[Component data from apps and pages]
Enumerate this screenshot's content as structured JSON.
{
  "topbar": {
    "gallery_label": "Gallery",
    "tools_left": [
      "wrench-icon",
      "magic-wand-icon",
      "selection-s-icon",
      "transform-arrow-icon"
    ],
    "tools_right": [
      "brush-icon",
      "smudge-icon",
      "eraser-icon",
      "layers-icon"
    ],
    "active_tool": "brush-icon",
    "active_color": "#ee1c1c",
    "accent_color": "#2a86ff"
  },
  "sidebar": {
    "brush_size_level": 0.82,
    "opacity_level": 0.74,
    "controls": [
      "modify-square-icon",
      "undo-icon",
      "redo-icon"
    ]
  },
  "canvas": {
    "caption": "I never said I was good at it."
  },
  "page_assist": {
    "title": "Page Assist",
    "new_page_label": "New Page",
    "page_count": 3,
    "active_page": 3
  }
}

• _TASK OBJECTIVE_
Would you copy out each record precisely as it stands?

• _FINISHED TASK_
Enumerate this screenshot's content as structured JSON.
{
  "topbar": {
    "gallery_label": "Gallery",
    "tools_left": [
      "wrench-icon",
      "magic-wand-icon",
      "selection-s-icon",
      "transform-arrow-icon"
    ],
    "tools_right": [
      "brush-icon",
      "smudge-icon",
      "eraser-icon",
      "layers-icon"
    ],
    "active_tool": "brush-icon",
    "active_color": "#ee1c1c",
    "accent_color": "#2a86ff"
  },
  "sidebar": {
    "brush_size_level": 0.82,
    "opacity_level": 0.74,
    "controls": [
      "modify-square-icon",
      "undo-icon",
      "redo-icon"
    ]
  },
  "canvas": {
    "caption": "I never said I was good at it."
  },
  "page_assist": {
    "title": "Page Assist",
    "new_page_label": "New Page",
    "page_count": 3,
    "active_page": 3
  }
}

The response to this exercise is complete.